Here are the Top 20 countries by suicide rate. At the low end, we may be seeing the protective effects of traditionally Muslim and Roman Catholic cultures. It is interesting to me that the United States is more a suicidal than a homicidal country. That's not our image, certainly. But we are more likely to use our firearms against ourselves than against anyone else.
|7||Democratic Republic of Congo||10.1|
Here are the Top 20 countries by combined homicide-suicide rate. It's interesting to think of this combined rate as an index of a country's general pathology -- how sick the culture is. It's refreshing to see the USA end up "average" -- nearly as healthy as France, and a step up from Japan.
|1||Democratic Republic of Congo||38.4|

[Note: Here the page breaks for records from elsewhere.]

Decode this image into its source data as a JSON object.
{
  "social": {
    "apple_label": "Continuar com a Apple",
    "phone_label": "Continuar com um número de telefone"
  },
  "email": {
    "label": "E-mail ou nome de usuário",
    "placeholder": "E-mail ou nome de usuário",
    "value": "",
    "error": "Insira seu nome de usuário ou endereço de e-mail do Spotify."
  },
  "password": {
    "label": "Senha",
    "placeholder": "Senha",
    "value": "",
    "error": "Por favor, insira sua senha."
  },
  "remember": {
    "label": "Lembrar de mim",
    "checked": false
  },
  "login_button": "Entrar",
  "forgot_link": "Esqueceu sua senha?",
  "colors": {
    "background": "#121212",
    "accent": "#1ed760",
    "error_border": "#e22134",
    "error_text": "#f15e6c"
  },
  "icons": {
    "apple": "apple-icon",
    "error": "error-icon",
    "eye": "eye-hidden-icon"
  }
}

Here is a scatter-plot of these 20 most populous countries' suicide and homicide rates. That trend line indicates a correlation of -.17 between a country's suicide rate and its homicide rate. The more suicides in your country, the fewer homicides, and vice versa. You might have thought that those two variables were positively correlated, but they're not. Seems like Dr. Karl was right. (It makes you wonder about the potential unforeseen effects of, say, the Department of Veterans Affairs suicide prevention efforts: If they succeed in reducing suicides, might they increase homicides? That's an empirical question, and one worth considering.)